Do you ever find yourself wondering, “When will this child stop defying me and start doing what I ask?” It can be incredibly frustrating, not to mention exhausting, dealing with a young child or toddler who finds it necessary to challenge your every request, act in a defiant manner, lose their temper, and be generally disruptive or annoying. Parents oftentimes find themselves drained as they come up against this behavior, and wind up feeling hopeless about how to handle the situation. They might also start worrying about what the future holds for such a strong-willed child. The good news is there is help in dealing with defiance in young kids—and the solutions are easier than you may think. Read More

Child Losing Steam? How to Keep Kids and Teens Motivated at School

Is your child or teen fighting with you every step of the way lately, from refusing to get up on time in the morning, to complaining about homework at night? For so many families out there, this time of year is really tough. Your kids are tired, their teachers are tired, the winter has dragged on, and the end of the school year seems nowhere in sight. Read More

In Over Your Head? How to Improve Your Child's Behavior and Regain Control as a Parent

Recently, a frustrated mom sat in my office and said, “I just don’t know what to do anymore. We’ve tried everything! There’s no punishment that gets through to our child; there’s nothing we can say that will fix her behavior.
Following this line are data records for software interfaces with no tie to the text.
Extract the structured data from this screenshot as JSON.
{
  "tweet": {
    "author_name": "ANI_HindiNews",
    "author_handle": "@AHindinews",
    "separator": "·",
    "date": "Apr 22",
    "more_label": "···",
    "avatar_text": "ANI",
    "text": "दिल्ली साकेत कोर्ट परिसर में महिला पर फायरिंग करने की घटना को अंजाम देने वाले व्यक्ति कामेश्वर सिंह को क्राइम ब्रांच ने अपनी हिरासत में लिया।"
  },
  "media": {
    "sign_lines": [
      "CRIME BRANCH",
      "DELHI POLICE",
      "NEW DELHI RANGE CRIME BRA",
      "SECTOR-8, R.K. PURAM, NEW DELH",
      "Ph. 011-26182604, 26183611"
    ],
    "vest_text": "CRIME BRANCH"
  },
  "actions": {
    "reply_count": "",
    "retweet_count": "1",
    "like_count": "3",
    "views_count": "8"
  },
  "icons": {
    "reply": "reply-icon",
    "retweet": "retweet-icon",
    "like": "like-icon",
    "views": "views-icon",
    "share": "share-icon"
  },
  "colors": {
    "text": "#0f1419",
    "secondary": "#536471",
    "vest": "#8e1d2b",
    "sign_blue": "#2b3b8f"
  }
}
There’s so much going on we just don’t know where to start.” Sound familiar? Parents often get by on intuition and advice from others, but let’s face it–that’s not always enough, especially if you have a child who doesn’t respond well to your attempts to manage their behavior. Read More

Disrespectful Child or Teen? 5 Things Not to Do as a Parent

Eye–rolling, curses and insults, backtalk, name calling, ignored requests, snide comments: disrespect from your child or teen comes in many different forms. If you’re struggling with disrespectful behavior from your kids, you’re definitely not alone: this is one of the biggest topics of conversation on Empowering Parents each week. Read More

How to Stop Yelling At Your Kids — Use These 10 Tips

Calm Parenting—most of us aspire to it, desire it, and even promise ourselves we’re going to do it—but it’s so difficult to sustain. We know how important it is to parent from our principles rather than from our fears, but despite our best intentions we lose it and end up yelling at those we love the most — our kids. Read More

Parent the Child You Have, Not the Child You Wish You Had

As soon as you knew you were having children, you probably began to dream about who they were going to be, how they might be like you, and hoped they would be successful in life. You may have wanted your child to be into football or academics, but then reality set in. You found that your son didn’t really like sports, and your daughter didn’t have much interest in school.The truth is, one day many of us wake up and realize that our children are just different than what we expected. Read More

"I Caught My Child Lying." How to Manage Sneaky Behavior in Kids

Let’s face it; we are probably all guilty of some type of “sneaking around” when we were younger. We may have stolen cigarettes from our parents, or lied about going to a friend’s house, or said we were going to the “library” when we were really going to a dance. We may have even thought we were justified at the time and come up with all kinds of reasons to explain our misbehavior. Read More